Pushing Against Fear
I was talking on the phone with a friend this morning who was telling me about a presentation that she was doing next week and how her public speaking panic was ramping up big time - which she thought she had stared down over the last many years.
I gave her the following suggestion as an option to meet the panic head-on:
When we get nervous and the physiological response comes about making us shake, get dry mouth, and feel dizzy, we can actually meet our fear by using what is termed "immediacy" in communication theory. Our inclination is to step over, ignore, push down, swallow, or dance around the nerves - attempting to push them away. The result of this can frequently be bigger nerves, worse dizziness, skakier voice, and dry mouth that hedges on dry heaving. Immediacy says to name it in the moment. So, while your voice and body are shaking... pause for a second, take a sip of water, a deep breath, and say "Ok, I'm feeling slightly nervous to be speaking with you all so i'm just going to get centered for a sec. Thanks for being here and while I still surprisingly get nervous to speak, I am always excited to share this information with you." Undoubtedly, your physiology will shift dramatically. Your monky mind will hear you acknowledging its attempts to mess with your preparedness and know-how, and a much greater sense of calm will swadle you. And, at that point, proceed with your talk. You've got this.

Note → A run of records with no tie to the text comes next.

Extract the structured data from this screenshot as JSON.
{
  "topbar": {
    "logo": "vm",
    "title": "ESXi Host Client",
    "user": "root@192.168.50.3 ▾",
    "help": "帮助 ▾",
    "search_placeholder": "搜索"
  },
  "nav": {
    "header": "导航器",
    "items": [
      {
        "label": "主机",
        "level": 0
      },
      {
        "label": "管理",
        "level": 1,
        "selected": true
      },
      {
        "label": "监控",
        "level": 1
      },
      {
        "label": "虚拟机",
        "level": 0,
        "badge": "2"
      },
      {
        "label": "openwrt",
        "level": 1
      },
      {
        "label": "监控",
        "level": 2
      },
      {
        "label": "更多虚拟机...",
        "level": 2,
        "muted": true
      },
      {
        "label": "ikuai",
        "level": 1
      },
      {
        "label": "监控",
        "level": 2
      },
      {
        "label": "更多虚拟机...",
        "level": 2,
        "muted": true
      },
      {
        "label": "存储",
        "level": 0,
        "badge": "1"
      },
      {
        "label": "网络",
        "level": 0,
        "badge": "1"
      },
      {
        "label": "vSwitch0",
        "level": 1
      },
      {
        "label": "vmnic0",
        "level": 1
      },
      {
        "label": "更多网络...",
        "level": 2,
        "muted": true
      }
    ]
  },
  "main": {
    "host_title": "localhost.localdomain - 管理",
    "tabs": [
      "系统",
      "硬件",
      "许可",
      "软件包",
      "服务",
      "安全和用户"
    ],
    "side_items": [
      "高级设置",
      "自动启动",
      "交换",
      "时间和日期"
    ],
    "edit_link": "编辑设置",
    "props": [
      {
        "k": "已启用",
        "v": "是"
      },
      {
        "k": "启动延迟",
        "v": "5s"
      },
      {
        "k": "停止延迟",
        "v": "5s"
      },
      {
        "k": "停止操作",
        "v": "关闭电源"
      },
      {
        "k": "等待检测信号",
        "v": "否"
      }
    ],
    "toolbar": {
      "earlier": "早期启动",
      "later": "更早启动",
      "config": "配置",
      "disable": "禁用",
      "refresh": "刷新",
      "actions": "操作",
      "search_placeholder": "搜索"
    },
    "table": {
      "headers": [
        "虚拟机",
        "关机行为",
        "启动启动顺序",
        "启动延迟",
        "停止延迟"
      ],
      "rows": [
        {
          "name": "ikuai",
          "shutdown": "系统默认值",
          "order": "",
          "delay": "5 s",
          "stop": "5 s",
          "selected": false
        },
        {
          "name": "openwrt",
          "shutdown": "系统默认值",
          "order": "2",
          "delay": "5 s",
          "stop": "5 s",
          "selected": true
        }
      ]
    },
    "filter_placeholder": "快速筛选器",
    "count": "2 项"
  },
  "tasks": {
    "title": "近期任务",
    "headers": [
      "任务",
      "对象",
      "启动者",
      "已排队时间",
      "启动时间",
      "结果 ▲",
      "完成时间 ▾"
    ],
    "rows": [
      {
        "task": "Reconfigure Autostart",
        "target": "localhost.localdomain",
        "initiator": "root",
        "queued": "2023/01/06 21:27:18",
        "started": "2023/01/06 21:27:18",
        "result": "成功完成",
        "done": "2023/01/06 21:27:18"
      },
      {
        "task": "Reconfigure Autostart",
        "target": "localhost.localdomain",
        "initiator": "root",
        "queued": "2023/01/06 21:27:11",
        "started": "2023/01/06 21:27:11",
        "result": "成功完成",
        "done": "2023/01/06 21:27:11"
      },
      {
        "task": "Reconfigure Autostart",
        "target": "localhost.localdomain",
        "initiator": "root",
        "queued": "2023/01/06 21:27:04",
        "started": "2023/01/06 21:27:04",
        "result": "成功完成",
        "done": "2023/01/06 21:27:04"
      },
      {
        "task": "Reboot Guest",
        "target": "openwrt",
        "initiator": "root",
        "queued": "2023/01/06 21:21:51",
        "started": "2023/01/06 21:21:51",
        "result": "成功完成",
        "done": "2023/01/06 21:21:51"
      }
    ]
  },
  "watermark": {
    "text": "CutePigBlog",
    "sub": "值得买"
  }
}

You are prepared. You know your material and you even love to talk about it. The nerves are reptilian, pulling from emotional memory that isn't grounded in the now. The pause and use of immediacy behaviorally shifts you into your higher mind - out of fight or flight, into the present moment, and a part of your brain that rules the here and now.
Don't push too hard against the fear. Instead, step toward it and use it as the place you are starting from - acknowledging to yourself and your audience where you are at. You'll be amazed at how it cuts into the fear response and begins to neuturalize your shakes - as well as how it connects you on a whole different level to your audience.
It's good work.